What is needed: Check each line of the records below for the word "heading" and give the number of lines that have it, with nothing added.

Information provided:

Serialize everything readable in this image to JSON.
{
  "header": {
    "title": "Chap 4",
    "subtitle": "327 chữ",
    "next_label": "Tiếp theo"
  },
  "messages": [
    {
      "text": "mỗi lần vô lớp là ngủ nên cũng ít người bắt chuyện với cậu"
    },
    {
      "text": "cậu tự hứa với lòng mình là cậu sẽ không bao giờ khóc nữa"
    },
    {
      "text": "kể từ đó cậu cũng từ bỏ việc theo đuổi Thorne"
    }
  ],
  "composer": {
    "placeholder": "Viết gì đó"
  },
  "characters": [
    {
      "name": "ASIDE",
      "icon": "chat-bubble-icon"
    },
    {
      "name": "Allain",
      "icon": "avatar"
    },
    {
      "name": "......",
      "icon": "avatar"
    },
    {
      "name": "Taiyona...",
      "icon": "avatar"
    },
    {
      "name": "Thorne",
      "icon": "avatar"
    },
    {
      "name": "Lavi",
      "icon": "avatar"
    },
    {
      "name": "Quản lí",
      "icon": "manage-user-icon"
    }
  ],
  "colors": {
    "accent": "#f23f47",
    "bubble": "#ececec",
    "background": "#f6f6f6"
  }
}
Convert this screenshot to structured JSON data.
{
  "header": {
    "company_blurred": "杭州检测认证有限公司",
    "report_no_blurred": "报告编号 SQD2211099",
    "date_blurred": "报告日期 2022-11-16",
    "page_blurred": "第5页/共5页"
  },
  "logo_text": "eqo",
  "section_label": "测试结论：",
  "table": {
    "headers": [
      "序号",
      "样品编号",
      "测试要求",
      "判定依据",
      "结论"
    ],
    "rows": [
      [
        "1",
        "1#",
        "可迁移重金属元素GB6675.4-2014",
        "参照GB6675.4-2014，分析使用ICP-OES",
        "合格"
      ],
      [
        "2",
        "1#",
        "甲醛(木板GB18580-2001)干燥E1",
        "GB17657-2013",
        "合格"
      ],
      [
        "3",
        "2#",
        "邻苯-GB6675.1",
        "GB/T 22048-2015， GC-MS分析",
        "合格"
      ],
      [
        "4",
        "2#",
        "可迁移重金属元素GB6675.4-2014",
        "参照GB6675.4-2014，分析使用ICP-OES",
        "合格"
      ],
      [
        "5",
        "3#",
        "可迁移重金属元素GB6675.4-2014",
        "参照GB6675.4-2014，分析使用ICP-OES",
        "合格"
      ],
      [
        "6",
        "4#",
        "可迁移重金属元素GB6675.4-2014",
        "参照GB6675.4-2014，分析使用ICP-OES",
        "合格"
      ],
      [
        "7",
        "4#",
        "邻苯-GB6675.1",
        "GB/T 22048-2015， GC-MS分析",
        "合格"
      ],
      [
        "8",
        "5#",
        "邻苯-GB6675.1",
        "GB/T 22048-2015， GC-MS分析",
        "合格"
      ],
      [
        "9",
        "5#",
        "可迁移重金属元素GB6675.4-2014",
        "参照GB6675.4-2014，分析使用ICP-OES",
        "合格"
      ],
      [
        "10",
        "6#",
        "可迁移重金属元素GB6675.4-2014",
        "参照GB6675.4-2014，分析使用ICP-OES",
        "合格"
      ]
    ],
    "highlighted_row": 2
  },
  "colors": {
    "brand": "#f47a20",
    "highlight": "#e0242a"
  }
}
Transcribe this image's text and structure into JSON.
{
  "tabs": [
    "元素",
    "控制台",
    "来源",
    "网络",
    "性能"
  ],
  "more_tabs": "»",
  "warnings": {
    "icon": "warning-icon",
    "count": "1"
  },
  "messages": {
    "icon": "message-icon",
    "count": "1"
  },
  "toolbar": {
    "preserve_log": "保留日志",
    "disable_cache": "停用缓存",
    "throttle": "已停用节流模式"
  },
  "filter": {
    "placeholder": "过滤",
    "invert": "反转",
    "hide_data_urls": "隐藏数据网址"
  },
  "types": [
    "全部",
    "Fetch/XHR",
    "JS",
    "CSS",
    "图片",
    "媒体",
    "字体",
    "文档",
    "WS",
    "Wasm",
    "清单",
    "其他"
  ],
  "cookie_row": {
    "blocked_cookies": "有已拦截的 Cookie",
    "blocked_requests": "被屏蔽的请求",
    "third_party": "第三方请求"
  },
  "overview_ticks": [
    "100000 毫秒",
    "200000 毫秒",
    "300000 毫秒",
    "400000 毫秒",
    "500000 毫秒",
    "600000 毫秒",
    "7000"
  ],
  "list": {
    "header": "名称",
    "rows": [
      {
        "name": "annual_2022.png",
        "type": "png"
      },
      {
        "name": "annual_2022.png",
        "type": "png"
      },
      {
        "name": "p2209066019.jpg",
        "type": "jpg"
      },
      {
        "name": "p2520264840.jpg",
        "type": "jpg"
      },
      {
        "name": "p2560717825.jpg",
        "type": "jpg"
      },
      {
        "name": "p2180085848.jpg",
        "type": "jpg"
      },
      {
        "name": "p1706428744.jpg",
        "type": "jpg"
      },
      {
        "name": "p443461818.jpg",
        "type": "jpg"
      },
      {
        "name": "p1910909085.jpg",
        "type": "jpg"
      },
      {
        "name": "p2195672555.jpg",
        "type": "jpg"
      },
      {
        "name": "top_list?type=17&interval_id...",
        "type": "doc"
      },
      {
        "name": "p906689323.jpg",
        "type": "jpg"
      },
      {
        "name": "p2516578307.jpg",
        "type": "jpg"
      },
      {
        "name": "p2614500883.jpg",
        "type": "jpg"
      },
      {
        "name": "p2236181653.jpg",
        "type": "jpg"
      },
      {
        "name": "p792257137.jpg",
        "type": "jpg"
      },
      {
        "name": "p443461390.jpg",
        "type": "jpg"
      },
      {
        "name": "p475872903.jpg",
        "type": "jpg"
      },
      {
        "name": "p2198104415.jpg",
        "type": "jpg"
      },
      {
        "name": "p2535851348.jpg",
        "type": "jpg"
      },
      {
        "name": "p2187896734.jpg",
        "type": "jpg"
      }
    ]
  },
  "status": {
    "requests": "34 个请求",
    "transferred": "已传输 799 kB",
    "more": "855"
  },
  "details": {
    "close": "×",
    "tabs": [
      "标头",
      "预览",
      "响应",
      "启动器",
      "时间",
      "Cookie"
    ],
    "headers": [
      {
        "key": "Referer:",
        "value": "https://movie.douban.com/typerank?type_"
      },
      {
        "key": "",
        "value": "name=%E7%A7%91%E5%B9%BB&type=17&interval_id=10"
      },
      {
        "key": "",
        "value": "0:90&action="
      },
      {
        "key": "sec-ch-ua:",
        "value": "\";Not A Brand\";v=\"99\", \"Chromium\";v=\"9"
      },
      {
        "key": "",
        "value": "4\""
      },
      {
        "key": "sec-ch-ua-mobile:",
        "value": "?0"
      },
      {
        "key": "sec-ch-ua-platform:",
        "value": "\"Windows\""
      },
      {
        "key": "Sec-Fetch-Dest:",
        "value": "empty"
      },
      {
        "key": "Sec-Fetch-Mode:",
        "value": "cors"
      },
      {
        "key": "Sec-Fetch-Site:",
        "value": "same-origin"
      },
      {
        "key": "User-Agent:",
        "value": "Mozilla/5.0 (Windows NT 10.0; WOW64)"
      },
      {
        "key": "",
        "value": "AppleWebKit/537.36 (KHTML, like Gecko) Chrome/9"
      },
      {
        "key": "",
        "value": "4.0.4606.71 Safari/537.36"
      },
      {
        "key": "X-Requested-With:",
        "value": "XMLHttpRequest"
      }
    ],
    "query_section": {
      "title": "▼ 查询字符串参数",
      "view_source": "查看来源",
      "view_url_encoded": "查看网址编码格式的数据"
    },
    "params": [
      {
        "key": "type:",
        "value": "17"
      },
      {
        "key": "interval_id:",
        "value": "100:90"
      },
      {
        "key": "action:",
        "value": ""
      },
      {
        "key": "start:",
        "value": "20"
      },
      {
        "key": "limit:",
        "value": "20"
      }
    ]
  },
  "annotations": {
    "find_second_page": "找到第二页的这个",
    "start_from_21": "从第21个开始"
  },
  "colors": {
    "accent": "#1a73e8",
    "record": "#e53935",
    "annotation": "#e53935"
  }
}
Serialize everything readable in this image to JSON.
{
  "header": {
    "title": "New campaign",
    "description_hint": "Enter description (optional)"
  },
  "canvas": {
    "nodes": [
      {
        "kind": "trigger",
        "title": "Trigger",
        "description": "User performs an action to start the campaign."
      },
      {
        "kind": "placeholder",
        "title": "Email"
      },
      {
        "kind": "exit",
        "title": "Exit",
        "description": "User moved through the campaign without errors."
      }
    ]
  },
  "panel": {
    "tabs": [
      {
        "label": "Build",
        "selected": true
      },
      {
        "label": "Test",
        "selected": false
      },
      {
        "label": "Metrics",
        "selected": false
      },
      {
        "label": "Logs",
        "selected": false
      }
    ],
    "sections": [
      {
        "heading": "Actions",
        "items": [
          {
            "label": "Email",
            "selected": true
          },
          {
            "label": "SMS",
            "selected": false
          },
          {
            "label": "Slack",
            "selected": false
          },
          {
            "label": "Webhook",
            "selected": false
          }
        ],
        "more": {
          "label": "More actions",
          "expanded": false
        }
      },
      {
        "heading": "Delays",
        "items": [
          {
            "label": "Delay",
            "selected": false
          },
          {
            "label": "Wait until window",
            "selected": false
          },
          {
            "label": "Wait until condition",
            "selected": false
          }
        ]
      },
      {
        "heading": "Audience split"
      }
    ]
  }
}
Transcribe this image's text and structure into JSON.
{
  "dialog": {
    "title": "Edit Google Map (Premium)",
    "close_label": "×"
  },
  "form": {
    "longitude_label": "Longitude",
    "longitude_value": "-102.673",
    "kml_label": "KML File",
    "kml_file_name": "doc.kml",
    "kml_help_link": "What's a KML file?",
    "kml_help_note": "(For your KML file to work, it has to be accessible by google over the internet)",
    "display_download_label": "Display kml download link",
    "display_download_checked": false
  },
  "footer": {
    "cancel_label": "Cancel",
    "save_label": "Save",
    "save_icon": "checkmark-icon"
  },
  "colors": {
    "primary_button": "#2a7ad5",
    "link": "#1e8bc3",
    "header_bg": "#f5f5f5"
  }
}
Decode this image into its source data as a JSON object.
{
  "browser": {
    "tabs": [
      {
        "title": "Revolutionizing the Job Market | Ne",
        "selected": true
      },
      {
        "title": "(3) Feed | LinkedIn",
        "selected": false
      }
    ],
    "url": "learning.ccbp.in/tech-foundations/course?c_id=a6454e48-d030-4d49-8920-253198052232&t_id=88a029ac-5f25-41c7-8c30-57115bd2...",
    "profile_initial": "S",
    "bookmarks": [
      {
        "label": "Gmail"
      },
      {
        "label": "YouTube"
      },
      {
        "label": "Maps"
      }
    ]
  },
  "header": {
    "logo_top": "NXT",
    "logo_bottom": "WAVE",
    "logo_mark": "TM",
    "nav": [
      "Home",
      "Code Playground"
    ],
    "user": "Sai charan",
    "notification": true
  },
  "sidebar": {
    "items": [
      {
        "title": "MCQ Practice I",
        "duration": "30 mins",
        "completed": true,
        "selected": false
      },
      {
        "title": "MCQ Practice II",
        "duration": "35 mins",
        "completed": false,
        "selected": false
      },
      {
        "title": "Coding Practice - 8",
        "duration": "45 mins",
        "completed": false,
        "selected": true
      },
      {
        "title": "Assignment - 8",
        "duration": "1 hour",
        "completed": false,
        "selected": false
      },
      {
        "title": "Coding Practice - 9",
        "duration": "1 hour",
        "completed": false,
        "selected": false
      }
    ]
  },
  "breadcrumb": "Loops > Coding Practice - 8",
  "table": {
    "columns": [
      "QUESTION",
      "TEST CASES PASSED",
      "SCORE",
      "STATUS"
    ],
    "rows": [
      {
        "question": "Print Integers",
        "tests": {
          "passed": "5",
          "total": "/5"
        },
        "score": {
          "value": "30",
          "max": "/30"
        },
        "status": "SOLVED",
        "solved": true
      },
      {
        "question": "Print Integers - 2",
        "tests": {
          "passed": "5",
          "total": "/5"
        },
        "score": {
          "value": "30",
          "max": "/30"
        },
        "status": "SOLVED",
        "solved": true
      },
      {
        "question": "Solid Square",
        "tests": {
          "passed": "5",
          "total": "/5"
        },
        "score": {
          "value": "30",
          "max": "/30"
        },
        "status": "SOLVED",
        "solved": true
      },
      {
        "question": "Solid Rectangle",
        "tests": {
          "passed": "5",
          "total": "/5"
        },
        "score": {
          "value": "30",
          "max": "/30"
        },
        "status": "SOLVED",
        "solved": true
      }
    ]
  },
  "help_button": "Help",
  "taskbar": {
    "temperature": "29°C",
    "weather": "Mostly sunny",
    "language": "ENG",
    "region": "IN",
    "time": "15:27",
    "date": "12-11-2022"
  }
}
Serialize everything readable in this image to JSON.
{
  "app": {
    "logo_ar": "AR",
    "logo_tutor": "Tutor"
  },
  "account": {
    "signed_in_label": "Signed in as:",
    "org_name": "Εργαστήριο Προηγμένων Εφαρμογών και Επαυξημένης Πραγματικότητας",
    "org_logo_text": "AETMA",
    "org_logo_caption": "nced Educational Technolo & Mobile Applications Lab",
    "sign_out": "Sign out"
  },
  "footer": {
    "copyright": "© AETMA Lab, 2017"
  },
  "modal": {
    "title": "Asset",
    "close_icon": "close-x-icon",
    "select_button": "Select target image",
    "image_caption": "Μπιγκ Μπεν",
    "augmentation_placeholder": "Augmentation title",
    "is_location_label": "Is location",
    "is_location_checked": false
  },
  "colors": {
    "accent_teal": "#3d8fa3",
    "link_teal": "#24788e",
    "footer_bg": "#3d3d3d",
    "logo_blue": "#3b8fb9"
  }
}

Response area: 3